WHAT THE TASK REQUIRES: What is needed here is every line of the records that includes "JSON".

====== DATASET ======

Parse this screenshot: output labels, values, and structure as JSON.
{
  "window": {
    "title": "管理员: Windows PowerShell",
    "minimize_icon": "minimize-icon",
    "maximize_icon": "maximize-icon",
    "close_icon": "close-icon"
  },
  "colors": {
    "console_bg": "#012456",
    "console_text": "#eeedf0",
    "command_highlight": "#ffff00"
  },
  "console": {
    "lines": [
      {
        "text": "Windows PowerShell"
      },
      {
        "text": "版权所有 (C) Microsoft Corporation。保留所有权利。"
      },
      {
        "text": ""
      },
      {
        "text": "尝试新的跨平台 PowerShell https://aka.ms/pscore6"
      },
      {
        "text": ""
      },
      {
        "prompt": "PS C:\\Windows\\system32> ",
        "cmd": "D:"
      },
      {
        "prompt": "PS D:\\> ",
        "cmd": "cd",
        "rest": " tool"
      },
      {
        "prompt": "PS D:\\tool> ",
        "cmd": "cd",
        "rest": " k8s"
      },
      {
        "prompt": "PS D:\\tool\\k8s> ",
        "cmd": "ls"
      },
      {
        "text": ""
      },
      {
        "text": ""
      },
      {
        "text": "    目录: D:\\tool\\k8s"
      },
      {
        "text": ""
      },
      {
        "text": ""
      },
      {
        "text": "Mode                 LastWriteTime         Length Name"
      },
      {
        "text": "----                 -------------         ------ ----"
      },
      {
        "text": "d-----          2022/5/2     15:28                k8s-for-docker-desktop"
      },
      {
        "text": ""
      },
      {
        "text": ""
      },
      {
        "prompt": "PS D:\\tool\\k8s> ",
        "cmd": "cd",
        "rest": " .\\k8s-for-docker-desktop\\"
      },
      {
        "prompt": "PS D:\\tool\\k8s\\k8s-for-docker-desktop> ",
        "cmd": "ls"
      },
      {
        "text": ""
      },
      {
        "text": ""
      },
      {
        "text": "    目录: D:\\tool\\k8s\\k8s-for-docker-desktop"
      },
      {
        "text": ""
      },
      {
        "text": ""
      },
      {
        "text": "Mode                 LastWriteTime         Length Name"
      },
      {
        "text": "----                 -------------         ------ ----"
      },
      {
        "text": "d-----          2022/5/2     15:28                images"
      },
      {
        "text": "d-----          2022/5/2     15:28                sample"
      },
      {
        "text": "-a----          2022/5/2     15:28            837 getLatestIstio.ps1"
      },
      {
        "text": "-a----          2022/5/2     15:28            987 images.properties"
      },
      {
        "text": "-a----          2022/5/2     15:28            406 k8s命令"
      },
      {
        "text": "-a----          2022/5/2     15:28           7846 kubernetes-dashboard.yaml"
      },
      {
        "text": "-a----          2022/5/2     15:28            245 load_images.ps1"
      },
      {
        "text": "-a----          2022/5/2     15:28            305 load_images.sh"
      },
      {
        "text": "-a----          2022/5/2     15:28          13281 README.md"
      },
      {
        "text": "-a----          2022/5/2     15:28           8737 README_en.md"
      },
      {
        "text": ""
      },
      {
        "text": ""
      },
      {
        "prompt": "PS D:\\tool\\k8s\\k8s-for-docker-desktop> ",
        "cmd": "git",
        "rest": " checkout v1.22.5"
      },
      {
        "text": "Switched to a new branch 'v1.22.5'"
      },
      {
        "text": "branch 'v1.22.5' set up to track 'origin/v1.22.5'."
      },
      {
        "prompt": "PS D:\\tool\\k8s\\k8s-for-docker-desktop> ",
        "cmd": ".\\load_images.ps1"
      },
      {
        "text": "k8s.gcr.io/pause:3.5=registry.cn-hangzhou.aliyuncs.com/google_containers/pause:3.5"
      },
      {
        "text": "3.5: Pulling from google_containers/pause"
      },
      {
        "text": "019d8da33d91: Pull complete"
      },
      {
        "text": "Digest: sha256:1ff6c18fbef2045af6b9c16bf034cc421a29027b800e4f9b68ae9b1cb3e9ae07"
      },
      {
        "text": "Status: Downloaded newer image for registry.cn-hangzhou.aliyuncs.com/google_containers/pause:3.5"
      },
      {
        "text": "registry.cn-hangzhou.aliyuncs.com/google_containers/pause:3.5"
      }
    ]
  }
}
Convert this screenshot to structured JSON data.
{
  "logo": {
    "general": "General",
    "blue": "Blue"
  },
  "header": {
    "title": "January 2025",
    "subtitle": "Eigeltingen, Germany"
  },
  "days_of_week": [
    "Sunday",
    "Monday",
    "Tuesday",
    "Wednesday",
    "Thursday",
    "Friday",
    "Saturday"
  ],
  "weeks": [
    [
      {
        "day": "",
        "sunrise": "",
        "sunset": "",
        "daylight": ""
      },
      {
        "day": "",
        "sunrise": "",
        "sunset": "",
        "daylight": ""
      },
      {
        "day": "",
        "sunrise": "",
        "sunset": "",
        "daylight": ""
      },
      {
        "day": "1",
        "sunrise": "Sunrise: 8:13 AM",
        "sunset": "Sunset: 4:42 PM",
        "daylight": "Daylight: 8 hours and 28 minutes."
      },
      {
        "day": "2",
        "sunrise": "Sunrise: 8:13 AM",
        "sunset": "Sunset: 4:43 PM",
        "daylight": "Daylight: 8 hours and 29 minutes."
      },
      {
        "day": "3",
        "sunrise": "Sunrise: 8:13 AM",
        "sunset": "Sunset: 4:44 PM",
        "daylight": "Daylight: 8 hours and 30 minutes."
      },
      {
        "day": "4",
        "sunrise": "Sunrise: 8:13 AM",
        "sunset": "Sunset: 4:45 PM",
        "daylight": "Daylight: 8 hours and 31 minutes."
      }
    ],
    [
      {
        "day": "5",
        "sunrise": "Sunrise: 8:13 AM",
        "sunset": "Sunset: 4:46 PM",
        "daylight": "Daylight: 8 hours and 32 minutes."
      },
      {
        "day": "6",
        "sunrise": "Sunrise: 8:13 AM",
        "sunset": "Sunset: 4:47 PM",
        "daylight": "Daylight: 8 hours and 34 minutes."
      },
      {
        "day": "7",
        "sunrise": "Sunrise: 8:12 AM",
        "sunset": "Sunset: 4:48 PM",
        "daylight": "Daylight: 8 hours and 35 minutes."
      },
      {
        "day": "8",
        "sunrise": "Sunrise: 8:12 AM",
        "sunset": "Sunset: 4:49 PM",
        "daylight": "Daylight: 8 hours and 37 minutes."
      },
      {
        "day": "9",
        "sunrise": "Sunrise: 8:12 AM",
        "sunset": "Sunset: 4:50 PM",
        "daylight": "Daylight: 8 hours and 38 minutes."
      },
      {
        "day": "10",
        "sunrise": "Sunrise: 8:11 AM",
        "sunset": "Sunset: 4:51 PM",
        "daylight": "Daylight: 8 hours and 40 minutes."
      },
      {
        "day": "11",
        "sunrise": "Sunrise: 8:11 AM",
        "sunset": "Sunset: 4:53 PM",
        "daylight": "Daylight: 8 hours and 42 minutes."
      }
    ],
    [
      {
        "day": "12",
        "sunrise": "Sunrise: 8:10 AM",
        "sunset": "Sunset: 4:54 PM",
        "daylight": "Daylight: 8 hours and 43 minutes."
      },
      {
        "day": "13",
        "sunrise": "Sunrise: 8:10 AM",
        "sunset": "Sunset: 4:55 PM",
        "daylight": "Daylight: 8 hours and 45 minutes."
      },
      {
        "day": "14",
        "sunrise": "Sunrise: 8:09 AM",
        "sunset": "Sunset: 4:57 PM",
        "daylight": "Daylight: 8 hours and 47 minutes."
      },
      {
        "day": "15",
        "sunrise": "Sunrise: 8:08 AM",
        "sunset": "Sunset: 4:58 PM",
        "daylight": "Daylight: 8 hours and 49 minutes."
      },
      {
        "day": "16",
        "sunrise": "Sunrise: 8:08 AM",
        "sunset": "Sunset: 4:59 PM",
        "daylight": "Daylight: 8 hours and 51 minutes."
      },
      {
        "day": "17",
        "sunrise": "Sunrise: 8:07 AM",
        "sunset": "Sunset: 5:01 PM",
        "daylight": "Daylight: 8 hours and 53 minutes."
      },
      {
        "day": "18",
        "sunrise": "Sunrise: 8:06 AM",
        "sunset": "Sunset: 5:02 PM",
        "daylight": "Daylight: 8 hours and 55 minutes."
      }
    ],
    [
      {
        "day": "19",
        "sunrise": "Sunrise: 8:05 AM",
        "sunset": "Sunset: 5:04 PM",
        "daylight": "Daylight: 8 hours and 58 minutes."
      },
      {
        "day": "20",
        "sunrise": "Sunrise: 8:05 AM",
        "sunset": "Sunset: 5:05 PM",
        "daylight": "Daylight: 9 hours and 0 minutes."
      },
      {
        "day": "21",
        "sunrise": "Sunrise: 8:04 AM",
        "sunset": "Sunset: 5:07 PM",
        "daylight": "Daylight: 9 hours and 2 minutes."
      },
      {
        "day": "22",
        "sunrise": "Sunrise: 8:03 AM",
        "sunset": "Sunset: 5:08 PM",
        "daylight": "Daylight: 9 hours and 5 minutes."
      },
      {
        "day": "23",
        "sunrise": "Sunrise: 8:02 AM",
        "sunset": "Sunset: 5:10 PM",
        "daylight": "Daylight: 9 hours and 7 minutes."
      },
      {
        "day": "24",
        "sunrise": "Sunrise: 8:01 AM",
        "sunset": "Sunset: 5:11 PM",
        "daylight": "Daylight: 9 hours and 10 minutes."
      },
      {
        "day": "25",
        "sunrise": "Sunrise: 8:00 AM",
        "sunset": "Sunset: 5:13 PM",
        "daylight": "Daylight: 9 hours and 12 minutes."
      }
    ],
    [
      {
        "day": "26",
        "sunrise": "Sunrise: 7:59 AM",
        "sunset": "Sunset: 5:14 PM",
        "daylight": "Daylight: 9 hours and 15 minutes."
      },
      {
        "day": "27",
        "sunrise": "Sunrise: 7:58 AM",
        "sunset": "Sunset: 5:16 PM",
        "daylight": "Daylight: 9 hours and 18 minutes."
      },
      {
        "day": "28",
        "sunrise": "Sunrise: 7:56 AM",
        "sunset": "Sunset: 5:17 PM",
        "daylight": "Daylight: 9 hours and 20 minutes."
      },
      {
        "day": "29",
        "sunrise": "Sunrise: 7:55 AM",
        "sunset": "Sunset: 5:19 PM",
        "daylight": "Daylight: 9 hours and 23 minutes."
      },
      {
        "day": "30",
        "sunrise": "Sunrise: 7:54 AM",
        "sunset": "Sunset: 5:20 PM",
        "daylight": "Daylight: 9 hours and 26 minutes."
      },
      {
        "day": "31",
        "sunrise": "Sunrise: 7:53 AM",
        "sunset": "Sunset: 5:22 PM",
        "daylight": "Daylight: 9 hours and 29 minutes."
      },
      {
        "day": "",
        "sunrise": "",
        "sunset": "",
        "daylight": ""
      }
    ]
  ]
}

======

ANSWER SPACE:
Parse this screenshot: output labels, values, and structure as JSON.
Convert this screenshot to structured JSON data.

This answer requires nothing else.